Read also: No PCR tests: What you need to know about new discharge criteria

The same guidelines also phased out retesting requirements for asymptomatic COVID-19 patients and those with mild to moderate symptoms in order to be discharged from isolation.

Some health experts have criticized the criteria. Tonang Dwi Ardyanto of clinical pathologist association PDS PatKlin said it would be hard to implement them in the field.

"Because such criteria absolutely require discipline […] It’s certainly not easy.”

Similar criteria set forth by the United States' Center for Disease Control and Prevention in August sparked outcry from public health officials and experts, and were later reversed in September, Reuters reported.

Tonang said that as a result, demand for individually paid testing increased, especially when there were communities and offices that required negative test results. The price of testing could then become an issue, he said, while laboratories and hospitals only received assistance in the form of reagents and consumables from the government and had to bear other operational costs on their own.

Following prolonged protests on the high price of Polymerase chain reaction (PCR) tests, the gold standard test to diagnose COVID-19, Indonesia set its price ceiling at Rp 900,000 in October, seven months into the epidemic. Prior to that, people to pay millions for such a test.

Raflesia Sukma, 25, said her family of four in Malang, East Java, paid Rp 1.6 million to get a test for each of them in late September. It was her father who first developed relatively severe symptoms and they decided to pay for testing after failing to receive a quick response from a community health center (Puskesmas), she said.

After her father's result came back positive, Raflesia and her family started to self-quarantine and informed the Puskesmas, only to be suggested to self-quarantine and offered rapid antibody tests as they did not show symptoms.
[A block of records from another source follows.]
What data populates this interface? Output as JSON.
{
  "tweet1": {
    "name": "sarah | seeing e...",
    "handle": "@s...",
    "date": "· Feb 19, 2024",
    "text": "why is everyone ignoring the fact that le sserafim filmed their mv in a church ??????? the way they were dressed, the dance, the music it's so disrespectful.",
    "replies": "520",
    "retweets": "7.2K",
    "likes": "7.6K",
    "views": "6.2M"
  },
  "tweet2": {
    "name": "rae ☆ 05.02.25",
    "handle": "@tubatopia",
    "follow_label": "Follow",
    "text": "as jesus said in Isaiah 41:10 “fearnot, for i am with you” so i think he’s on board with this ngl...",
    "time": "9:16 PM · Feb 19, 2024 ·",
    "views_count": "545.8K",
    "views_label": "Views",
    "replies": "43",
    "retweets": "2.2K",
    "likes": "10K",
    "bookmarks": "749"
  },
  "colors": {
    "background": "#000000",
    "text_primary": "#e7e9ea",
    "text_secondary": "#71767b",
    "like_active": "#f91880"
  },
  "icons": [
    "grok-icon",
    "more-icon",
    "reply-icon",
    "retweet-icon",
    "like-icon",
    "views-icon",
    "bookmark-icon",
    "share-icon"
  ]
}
They decided to pay for PCR tests, considering that rapid antibody tests are "not [as] effective" and that her 57-year-old mother has hypertension.

"It was so expensive, I felt like crying [...] It was tough, but I didn't have any other options," Raflesia said.

Read also: 92% of COVID-19 patients in some regions have comorbidities

Masdalina Pane of the Indonesian Epidemiologists Association (PAEI) said Indonesia’s testing capacity still lagged behind the number of suspected patients who should be tested right away. The number continues to grow, reaching 71,074 as of Wednesday when only 41,861 tests were conducted on new suspected patients.

Masdalina said that while ideally, all close contacts must be tested, this would be difficult to do as not all people showing symptoms had even been able to gain access to testing.

She suggested that all government-run and private health care facilities be integrated to refer suspects to certain labs for free tests. Indonesia should also start producing testing kits, she said, arguing that as long as it was still relying on imports, it would have to be more efficient.

There are also potential problems related to self-isolation and self-quarantine, she added, such as when a suspected patient has no funds to buy food or doesn’t receive food assistance from the government.

"We can't blame the people for not being disciplined [in following health protocols]. Try being in their shoes and siding with their interests. Some people can’t afford to follow health protocols.”

Syauqi Stya Lacksana, 24, said he decided to pay Rp 2 million for his parents' PCR tests in August after they came into contact with several infected people and no surveillance efforts were made by health authorities. They first approached a Puskesmas but were told it had no more PCR tests, he said.

Syauqi said taking such a proactive measure relied heavily on one's awareness, especially as some of his other family members avoided testing over fears of being stigmatized.

"The price ceiling is still [quite high for some people]. At times like these, the cost of a PCR test can pay for weeks’ worth of meals — not just days," he said.

The COVID-19 task force spokesperson said on Tuesday that the country had reached 90 percent of its testing target set by the World Health Organization of 267,000 people per week.